**PROBLEM STATEMENT**:
Copy the records below exactly as they are written.

**INPUT**:
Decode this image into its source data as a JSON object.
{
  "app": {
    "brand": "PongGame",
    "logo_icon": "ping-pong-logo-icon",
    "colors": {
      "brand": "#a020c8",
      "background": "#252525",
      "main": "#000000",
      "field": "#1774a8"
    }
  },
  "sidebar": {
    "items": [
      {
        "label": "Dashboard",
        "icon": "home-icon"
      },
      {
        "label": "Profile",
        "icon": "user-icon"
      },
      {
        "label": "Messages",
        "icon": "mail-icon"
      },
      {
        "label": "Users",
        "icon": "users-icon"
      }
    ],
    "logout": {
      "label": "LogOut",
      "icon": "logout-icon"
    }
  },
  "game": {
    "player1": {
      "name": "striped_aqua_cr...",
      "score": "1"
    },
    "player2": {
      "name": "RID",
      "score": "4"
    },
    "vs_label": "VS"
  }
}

**YOUR RESPONSE**:
Decode this image into its source data as a JSON object.
{
  "app": {
    "brand": "PongGame",
    "logo_icon": "ping-pong-logo-icon",
    "colors": {
      "brand": "#a020c8",
      "background": "#252525",
      "main": "#000000",
      "field": "#1774a8"
    }
  },
  "sidebar": {
    "items": [
      {
        "label": "Dashboard",
        "icon": "home-icon"
      },
      {
        "label": "Profile",
        "icon": "user-icon"
      },
      {
        "label": "Messages",
        "icon": "mail-icon"
      },
      {
        "label": "Users",
        "icon": "users-icon"
      }
    ],
    "logout": {
      "label": "LogOut",
      "icon": "logout-icon"
    }
  },
  "game": {
    "player1": {
      "name": "striped_aqua_cr...",
      "score": "1"
    },
    "player2": {
      "name": "RID",
      "score": "4"
    },
    "vs_label": "VS"
  }
}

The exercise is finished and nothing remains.